EVANSTON, Ill. --- Two foreign documentaries will conclude the spring film season at Northwestern University’s Block Cinema. One focuses on film lovers from different parts of the world. The other follows the transformation of an abandoned industrial complex in France into one German artist’s personal universe.
Films are screened in the James B. Pick and Rosalyn M. Laudati Auditorium at the Mary and Leigh Block Museum of Art, 40 Arts Circle Drive, Evanston campus. Free parking is available in the lot directly south of the museum.
Unless otherwise noted, general admission to Block Cinema screenings is $6 for the general public or $4 for Block Museum members, Northwestern faculty, staff and students, students from other schools with valid IDs, and individuals aged 65 and older. Quarterly passes are $20. Tickets are available one hour before show time. For more information, call the Block Cinema Hotline at (847) 491-4000 or visit the Block Cinema website at www.blockmuseum.northwestern.edu/block-cinema.
SPRING 2011 FILM SERIES
The Useful Lives Film Series celebrates all those who work with and dream about moving images -- film programmers, theater employees and cinephiles. Global in scope, the series looks at the lives and fantasies of film enthusiasts across five continents.
The continuing Art on Screen series features documentaries on important 20th century American and international art and artists.
JUNE 2011 FILMS

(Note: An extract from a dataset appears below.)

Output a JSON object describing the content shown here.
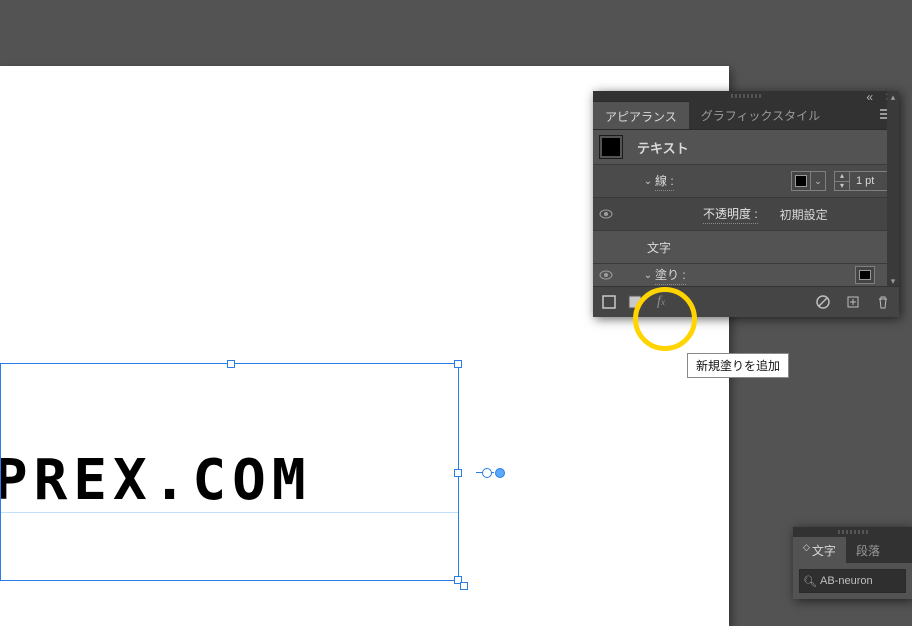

Useful Lives series, “Comrades in Dreams,” 7 p.m. Thursday, June 2 (Uli Gaulke, 2006, Germany, DigiBeta, 100 minutes). Filmmaker Uli Gaulke crossed continents to capture the passion and dedication that unites film professionals and filmgoers of many cultures. In India, a film fanatic screens Bollywood fantasias inside a circus tent. In Burkina Faso -- a poor country in West Africa -- three friends transform an abandoned outdoor theater into the village cinema. An old barn serves as a theater and community center for the residents of a small Wyoming town, while in North Korea, a cheery film programmer entertains workers with chaste romances and uplifting morality plays.Art on Screen series, “Over Your Cities Grass Will Grow,” 7 p.m. Friday, June 3 (Sophie Fiennes, 2010, United Kingdom, France and The Netherlands, DigiBeta, 105 minutes). During the course of the last decade, German artist Anselm Kiefer transformed La Ribaute, a formerly derelict silk factory in southern France, into a massive installation that blurs the line between artwork and exhibition space. It is now a sprawling network of galleries, breathtaking sculptures and dramatic manmade landscapes, often assembled from unorthodox materials, including soil, lead and sand. Fiennes’ film observes these artistic practices while making its own contributions to the documentary genre, including its use of widescreen cinematography and long takes.